** RECORDS TO PROCESS follows **

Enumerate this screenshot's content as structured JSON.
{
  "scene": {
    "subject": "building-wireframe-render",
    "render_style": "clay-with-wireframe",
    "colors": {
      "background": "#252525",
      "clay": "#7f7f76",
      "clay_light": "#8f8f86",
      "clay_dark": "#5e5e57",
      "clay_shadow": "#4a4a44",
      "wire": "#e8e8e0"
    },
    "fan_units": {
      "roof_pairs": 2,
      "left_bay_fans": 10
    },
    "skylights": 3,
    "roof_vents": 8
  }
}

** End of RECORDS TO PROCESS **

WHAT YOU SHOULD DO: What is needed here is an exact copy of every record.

EXERCISE OUTPUT:
Enumerate this screenshot's content as structured JSON.
{
  "scene": {
    "subject": "building-wireframe-render",
    "render_style": "clay-with-wireframe",
    "colors": {
      "background": "#252525",
      "clay": "#7f7f76",
      "clay_light": "#8f8f86",
      "clay_dark": "#5e5e57",
      "clay_shadow": "#4a4a44",
      "wire": "#e8e8e0"
    },
    "fan_units": {
      "roof_pairs": 2,
      "left_bay_fans": 10
    },
    "skylights": 3,
    "roof_vents": 8
  }
}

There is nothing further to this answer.